> [Exercise requirements]: Your task is to print all of the data below exactly, with no pictures included.

= = = = =

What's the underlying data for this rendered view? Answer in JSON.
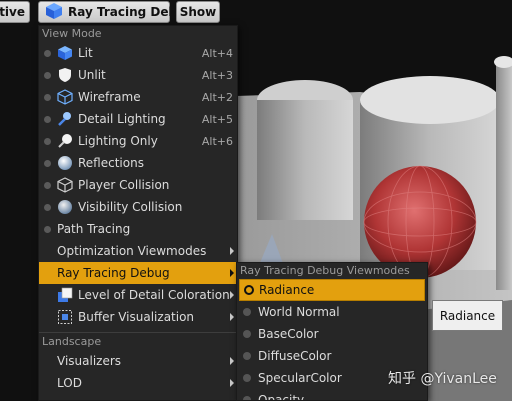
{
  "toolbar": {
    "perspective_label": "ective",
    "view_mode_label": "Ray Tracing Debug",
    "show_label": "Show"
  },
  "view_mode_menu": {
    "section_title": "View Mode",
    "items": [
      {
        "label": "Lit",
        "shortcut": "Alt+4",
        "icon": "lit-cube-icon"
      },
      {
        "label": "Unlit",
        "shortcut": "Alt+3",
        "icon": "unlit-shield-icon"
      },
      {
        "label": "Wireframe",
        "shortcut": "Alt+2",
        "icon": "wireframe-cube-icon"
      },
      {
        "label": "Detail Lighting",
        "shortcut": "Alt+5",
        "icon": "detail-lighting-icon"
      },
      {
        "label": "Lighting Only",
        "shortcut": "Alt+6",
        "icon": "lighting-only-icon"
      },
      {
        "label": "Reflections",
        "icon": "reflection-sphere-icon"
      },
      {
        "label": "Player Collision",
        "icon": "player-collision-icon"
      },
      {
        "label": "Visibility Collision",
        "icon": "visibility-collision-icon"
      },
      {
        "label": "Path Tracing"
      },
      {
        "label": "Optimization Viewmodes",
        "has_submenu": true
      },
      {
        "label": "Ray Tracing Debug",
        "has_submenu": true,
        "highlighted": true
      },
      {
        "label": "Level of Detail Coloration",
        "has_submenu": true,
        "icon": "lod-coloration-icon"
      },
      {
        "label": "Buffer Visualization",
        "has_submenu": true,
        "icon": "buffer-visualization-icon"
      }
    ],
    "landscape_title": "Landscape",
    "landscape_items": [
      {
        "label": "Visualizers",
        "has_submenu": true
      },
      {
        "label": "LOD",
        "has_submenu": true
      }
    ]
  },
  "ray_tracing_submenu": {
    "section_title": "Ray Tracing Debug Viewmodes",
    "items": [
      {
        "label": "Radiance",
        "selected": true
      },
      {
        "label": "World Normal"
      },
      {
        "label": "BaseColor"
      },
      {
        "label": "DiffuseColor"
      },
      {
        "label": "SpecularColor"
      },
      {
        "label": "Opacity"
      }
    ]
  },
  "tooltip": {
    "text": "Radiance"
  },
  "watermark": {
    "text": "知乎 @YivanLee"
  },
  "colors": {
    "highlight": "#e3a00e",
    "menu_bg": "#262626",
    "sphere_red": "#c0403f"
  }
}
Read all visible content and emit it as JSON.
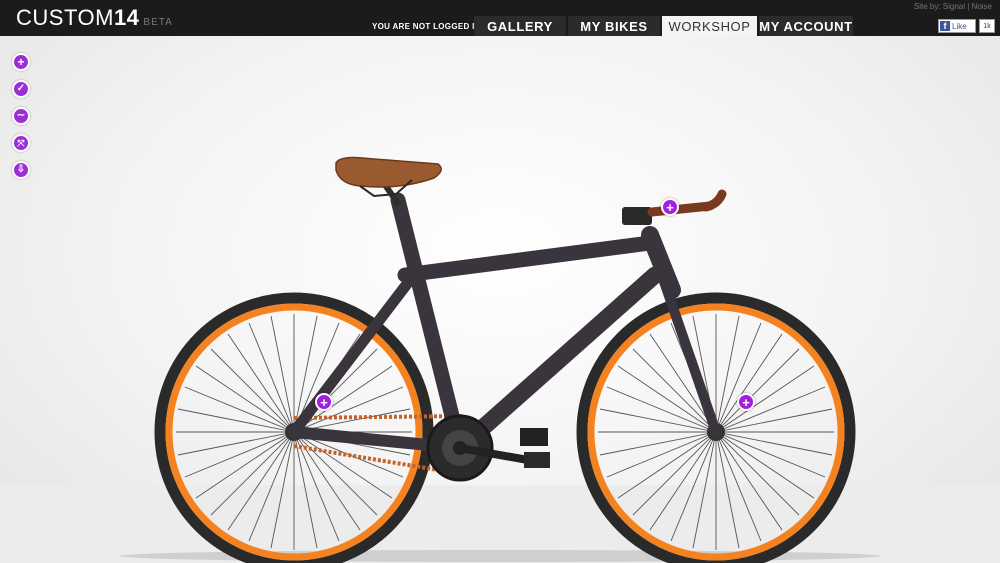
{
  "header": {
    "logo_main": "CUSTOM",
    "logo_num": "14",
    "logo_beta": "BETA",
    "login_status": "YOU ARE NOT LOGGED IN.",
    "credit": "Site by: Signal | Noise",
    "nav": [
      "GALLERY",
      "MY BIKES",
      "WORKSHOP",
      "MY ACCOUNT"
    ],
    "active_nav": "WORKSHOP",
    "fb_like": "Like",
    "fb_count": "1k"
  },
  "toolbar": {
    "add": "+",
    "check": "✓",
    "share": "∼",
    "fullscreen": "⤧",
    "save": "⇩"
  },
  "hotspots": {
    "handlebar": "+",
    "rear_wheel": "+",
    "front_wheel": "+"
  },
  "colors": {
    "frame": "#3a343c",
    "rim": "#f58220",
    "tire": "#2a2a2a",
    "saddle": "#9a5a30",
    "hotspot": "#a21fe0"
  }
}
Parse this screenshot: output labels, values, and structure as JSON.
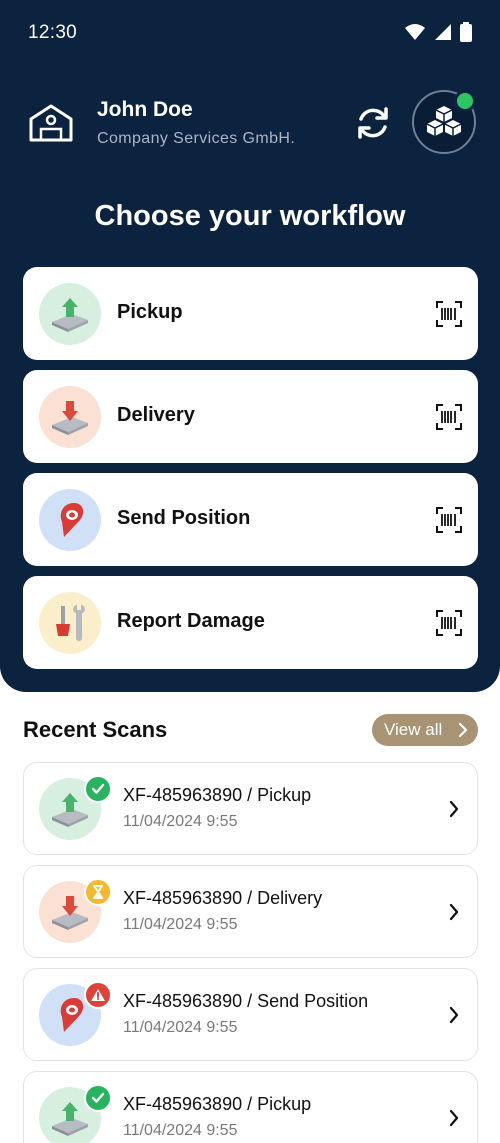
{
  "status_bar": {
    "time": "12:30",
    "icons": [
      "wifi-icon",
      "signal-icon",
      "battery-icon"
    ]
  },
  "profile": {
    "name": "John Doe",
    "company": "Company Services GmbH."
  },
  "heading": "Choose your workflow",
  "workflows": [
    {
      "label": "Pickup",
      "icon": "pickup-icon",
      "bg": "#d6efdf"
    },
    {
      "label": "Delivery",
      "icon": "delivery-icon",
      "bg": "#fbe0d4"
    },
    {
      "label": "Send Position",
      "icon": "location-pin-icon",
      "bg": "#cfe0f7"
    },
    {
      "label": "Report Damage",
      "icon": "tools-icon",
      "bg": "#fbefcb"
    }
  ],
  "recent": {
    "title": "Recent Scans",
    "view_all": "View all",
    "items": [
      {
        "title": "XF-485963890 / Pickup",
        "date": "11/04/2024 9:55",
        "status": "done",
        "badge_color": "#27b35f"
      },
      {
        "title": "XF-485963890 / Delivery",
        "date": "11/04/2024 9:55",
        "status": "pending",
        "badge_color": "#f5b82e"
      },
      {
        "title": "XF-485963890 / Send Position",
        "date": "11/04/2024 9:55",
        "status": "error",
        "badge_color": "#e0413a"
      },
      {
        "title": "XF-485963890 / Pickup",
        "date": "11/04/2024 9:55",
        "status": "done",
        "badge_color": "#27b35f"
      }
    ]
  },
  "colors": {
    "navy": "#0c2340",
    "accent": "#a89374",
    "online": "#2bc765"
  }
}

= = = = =

> [Response]:
What's the underlying data for this rendered view? Answer in JSON.
{
  "toolbar": {
    "perspective_label": "ective",
    "view_mode_label": "Ray Tracing Debug",
    "show_label": "Show"
  },
  "view_mode_menu": {
    "section_title": "View Mode",
    "items": [
      {
        "label": "Lit",
        "shortcut": "Alt+4",
        "icon": "lit-cube-icon"
      },
      {
        "label": "Unlit",
        "shortcut": "Alt+3",
        "icon": "unlit-shield-icon"
      },
      {
        "label": "Wireframe",
        "shortcut": "Alt+2",
        "icon": "wireframe-cube-icon"
      },
      {
        "label": "Detail Lighting",
        "shortcut": "Alt+5",
        "icon": "detail-lighting-icon"
      },
      {
        "label": "Lighting Only",
        "shortcut": "Alt+6",
        "icon": "lighting-only-icon"
      },
      {
        "label": "Reflections",
        "icon": "reflection-sphere-icon"
      },
      {
        "label": "Player Collision",
        "icon": "player-collision-icon"
      },
      {
        "label": "Visibility Collision",
        "icon": "visibility-collision-icon"
      },
      {
        "label": "Path Tracing"
      },
      {
        "label": "Optimization Viewmodes",
        "has_submenu": true
      },
      {
        "label": "Ray Tracing Debug",
        "has_submenu": true,
        "highlighted": true
      },
      {
        "label": "Level of Detail Coloration",
        "has_submenu": true,
        "icon": "lod-coloration-icon"
      },
      {
        "label": "Buffer Visualization",
        "has_submenu": true,
        "icon": "buffer-visualization-icon"
      }
    ],
    "landscape_title": "Landscape",
    "landscape_items": [
      {
        "label": "Visualizers",
        "has_submenu": true
      },
      {
        "label": "LOD",
        "has_submenu": true
      }
    ]
  },
  "ray_tracing_submenu": {
    "section_title": "Ray Tracing Debug Viewmodes",
    "items": [
      {
        "label": "Radiance",
        "selected": true
      },
      {
        "label": "World Normal"
      },
      {
        "label": "BaseColor"
      },
      {
        "label": "DiffuseColor"
      },
      {
        "label": "SpecularColor"
      },
      {
        "label": "Opacity"
      }
    ]
  },
  "tooltip": {
    "text": "Radiance"
  },
  "watermark": {
    "text": "知乎 @YivanLee"
  },
  "colors": {
    "highlight": "#e3a00e",
    "menu_bg": "#262626",
    "sphere_red": "#c0403f"
  }
}
Read all visible content and emit it as JSON.
{
  "header": {
    "logo_main": "CUSTOM",
    "logo_num": "14",
    "logo_beta": "BETA",
    "login_status": "YOU ARE NOT LOGGED IN.",
    "credit": "Site by: Signal | Noise",
    "nav": [
      "GALLERY",
      "MY BIKES",
      "WORKSHOP",
      "MY ACCOUNT"
    ],
    "active_nav": "WORKSHOP",
    "fb_like": "Like",
    "fb_count": "1k"
  },
  "toolbar": {
    "add": "+",
    "check": "✓",
    "share": "∼",
    "fullscreen": "⤧",
    "save": "⇩"
  },
  "hotspots": {
    "handlebar": "+",
    "rear_wheel": "+",
    "front_wheel": "+"
  },
  "colors": {
    "frame": "#3a343c",
    "rim": "#f58220",
    "tire": "#2a2a2a",
    "saddle": "#9a5a30",
    "hotspot": "#a21fe0"
  }
}
Parse this screenshot: output labels, values, and structure as JSON.
{
  "status_bar": {
    "time": "12:30",
    "icons": [
      "wifi-icon",
      "signal-icon",
      "battery-icon"
    ]
  },
  "profile": {
    "name": "John Doe",
    "company": "Company Services GmbH."
  },
  "heading": "Choose your workflow",
  "workflows": [
    {
      "label": "Pickup",
      "icon": "pickup-icon",
      "bg": "#d6efdf"
    },
    {
      "label": "Delivery",
      "icon": "delivery-icon",
      "bg": "#fbe0d4"
    },
    {
      "label": "Send Position",
      "icon": "location-pin-icon",
      "bg": "#cfe0f7"
    },
    {
      "label": "Report Damage",
      "icon": "tools-icon",
      "bg": "#fbefcb"
    }
  ],
  "recent": {
    "title": "Recent Scans",
    "view_all": "View all",
    "items": [
      {
        "title": "XF-485963890 / Pickup",
        "date": "11/04/2024 9:55",
        "status": "done",
        "badge_color": "#27b35f"
      },
      {
        "title": "XF-485963890 / Delivery",
        "date": "11/04/2024 9:55",
        "status": "pending",
        "badge_color": "#f5b82e"
      },
      {
        "title": "XF-485963890 / Send Position",
        "date": "11/04/2024 9:55",
        "status": "error",
        "badge_color": "#e0413a"
      },
      {
        "title": "XF-485963890 / Pickup",
        "date": "11/04/2024 9:55",
        "status": "done",
        "badge_color": "#27b35f"
      }
    ]
  },
  "colors": {
    "navy": "#0c2340",
    "accent": "#a89374",
    "online": "#2bc765"
  }
}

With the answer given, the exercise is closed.